ONE-WAY STREETS. Before you decide whether to endorse AT&T's new strategy by loading up on its stock, look closely at what it has just bought. While TCI is the market leader among cable companies, it also has the most antiquated "plant," or cable infrastructure. According to Reali, only one-third of TCI's plant has been modernized to accept two-way digital traffic, which is necessary for IP telephony. The other two-thirds won't be modernized for a few more years. "TCI had the vision for this years ago," says Reali, "but it never had the cash."
Not until AT&T came along. "To some degree this was a check-writing exercise," says Gary Farber, who follows the cable industry for Cowen & Co. "TCI is a standard-setter in the industry, and this validates the cable pipe. But above all, AT&T bought 33 million eyeballs." AT&T also bought a company that had $7 billion in sales last year yet is bogged down with nearly $12 billion in debt, which AT&T will have to add to its own $6 billion in debt.
In addition, AT&T CEO Michael Armstrong announced that he expects the company's earnings to be diluted over the next three years, meaning the payoff from the merger won't appear until 2001 -- if ever. That's one reason AT&T closed down more than 8% on June 24, at 60.
To top it off, AT&T paid a steep 33% premium for TCI's stock, which has already doubled from its lows of a year ago. That puts TCI at a valuation of 15 times 1999 cash flow, a price that has never before been paid for a cable company.
LIKELY TARGETS? If you aren't willing to gamble on AT&T, there are other, perhaps more appealing, ways to play the merger. The first place to look is the cable industry. "This was an offensive move," says Cowen & Co.'s Farber. "The fallout is going to be a lot of defensive moves as others position themselves around cable." In other words, other telecom giants are going to want a cable company of their own.
The most likely target is Cablevision Systems (CVC). "It's an obvious takeover candidate," says Merrill Lynch's Reif Cohen, who upgraded the stock on June 24, even though analysts on average expect the company to lose $4.41 a share this year, thanks to capital spending on new technology. The Woodbury (N.Y.) cable provider is one-third owned by TCI, which means that AT&T's Armstrong -- who suggested in announcing the TCI deal that he is shopping for other cable companies -- could buy the rest of it.
Cablevision is also active in the prized New York metropolitan area.

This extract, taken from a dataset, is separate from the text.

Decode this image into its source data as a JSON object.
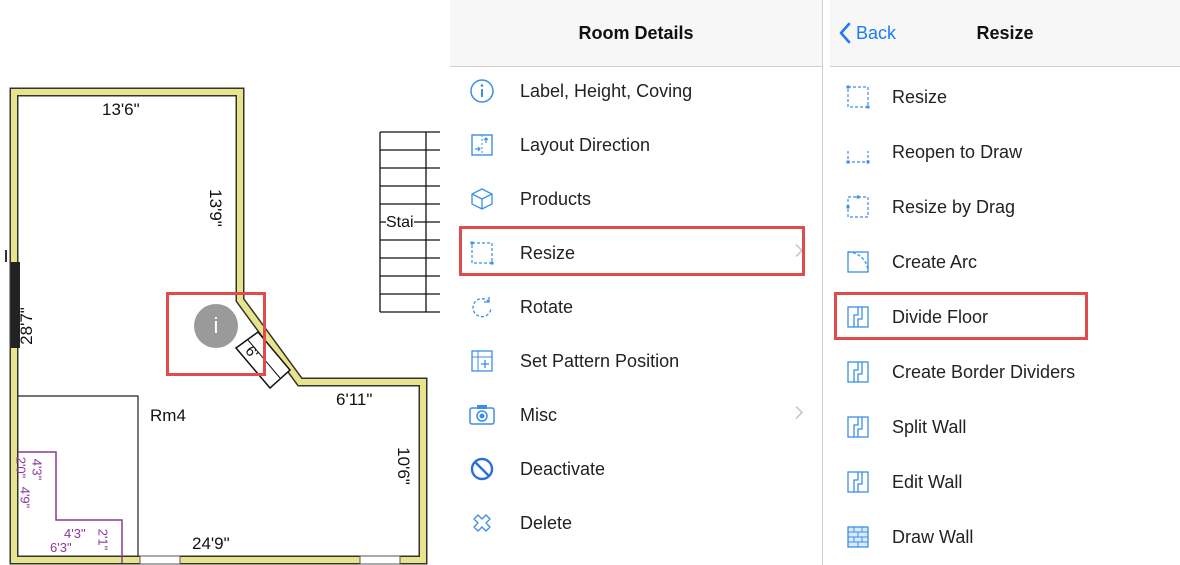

Reif Cohen figures that each one-point increase in the price-to-cash-flow valuation of Cablevision's stock translates into a $10 gain in stock price. So if Cablevision were to be acquired for the same valuation as TCI, it would be worth more than $100 a share. It closed on June 24 at 76, a gain of 22% for the day.
Another tempting target is Cox Communications (COX), one of the smaller cable providers, with only 5.5 million customers. But it does offer two prizes. Cox's market is focused on just 10 metropolitan areas in the Southeast, which makes a rollout of new digital cable much easier than for TCI, whose systems are spread across the U.S. In addition, Cox has been one of the earliest fans of cable phone service and has spent more money than other cable companies to implement it. "TCI was not focused on telephony before, but it will have to be now," says Yankee Group analyst Jim Wahl. "Cox, on the other hand, has been the most progressive of the cable companies in cable telephony."
Should you play Ma Bell, or play cable instead? There's little doubt at the moment where most analysts would put their money.
By Sam Jaffe, markets writer, Business Week Online
Updated June 25, 1998 by bwwebmaster
Copyright 1998, Bloomberg L.P.